Then he returned to his main line of argument, saying low decile schools received much more in their operational funding and here they were being favoured again.
Phil Harding knows quite well that a 2012 NZCER survey found that the total average funding for each decile-10 student was $1100 more a year than for a decile 1 student. He also knows that 89% of principals believed funding was inadequate. Yes, there will be some schools rather hard done-by – inequities within the move to greater equity – but such is the variety of school circumstances, that was inevitable. The greater good should be accepted with good grace. Phil Harding hasn’t.
So let me make a contrast: A few months ago Phil Harding was euphoric in response to the $65 million a year for the IES policy which mainly gave money to a few teachers and setting up another bureaucratic layer – doing nothing for inequity; and here is an offer of $50 million a year going directly to children to reduce inequity in the school system, and to parents to reduce inequity in society.
There is something awful going on here.
And we all need to remember, David Cunliffe has made health and education his main policies, so there is more to come.
I would hope that Labour frees up bureaucratic controls on schools, to allow them to be more creative and imaginative in the curriculum – that is something all schools would benefit from but particularly high decile schools which should be able to take off like pedagogic rockets.
Other than IES, which most schools are utterly opposed to, what else is National offering except some more managerialism like charter schools, increased private school funding, iwi schools, appraisals, and performance funding?
Why didn’t Phil Harding criticise Hekia Parata when she said donations were spent on extras and if schools couldn’t afford them, not to offer them? Or the recent reductions in speech therapist services and behaviour support services?
I am not going to end by drawing any spectacular conclusions or suggest any courses of action that might follow.

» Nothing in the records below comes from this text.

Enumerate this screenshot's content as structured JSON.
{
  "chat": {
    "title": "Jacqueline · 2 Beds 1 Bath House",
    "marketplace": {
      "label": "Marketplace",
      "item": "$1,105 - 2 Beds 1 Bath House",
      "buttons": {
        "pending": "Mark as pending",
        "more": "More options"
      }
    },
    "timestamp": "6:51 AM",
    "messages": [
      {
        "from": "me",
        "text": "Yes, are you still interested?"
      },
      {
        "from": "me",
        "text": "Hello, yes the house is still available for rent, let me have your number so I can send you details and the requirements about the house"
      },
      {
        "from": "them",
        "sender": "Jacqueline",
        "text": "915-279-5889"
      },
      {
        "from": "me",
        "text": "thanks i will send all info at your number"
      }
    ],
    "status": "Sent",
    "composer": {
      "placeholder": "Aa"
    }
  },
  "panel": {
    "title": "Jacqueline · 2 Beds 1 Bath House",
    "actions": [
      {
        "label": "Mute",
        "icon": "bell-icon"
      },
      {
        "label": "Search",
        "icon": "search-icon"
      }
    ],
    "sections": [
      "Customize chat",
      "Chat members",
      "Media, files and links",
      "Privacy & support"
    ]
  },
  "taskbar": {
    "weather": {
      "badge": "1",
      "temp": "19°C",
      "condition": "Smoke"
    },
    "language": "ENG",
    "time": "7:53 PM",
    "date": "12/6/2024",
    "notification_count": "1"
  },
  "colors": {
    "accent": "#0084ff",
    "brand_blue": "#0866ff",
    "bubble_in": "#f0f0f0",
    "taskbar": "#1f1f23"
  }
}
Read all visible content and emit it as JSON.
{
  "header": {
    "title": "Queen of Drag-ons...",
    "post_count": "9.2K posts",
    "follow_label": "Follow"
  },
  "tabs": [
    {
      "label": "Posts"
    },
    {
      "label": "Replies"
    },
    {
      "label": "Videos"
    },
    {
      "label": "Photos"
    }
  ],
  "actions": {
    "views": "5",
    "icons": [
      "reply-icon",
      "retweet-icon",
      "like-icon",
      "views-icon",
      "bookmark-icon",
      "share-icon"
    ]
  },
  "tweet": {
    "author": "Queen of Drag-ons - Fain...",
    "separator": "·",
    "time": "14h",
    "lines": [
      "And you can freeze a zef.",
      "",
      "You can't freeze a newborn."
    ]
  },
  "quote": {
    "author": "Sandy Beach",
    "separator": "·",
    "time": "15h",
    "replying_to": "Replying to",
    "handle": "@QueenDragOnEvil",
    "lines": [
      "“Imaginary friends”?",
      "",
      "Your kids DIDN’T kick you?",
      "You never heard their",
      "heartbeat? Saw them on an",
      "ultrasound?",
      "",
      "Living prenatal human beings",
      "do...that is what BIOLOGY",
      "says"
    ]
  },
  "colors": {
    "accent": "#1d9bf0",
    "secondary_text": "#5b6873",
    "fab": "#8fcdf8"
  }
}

You are good people; you are professionals – and you care for your children and for fairness. I’m going to leave it to you.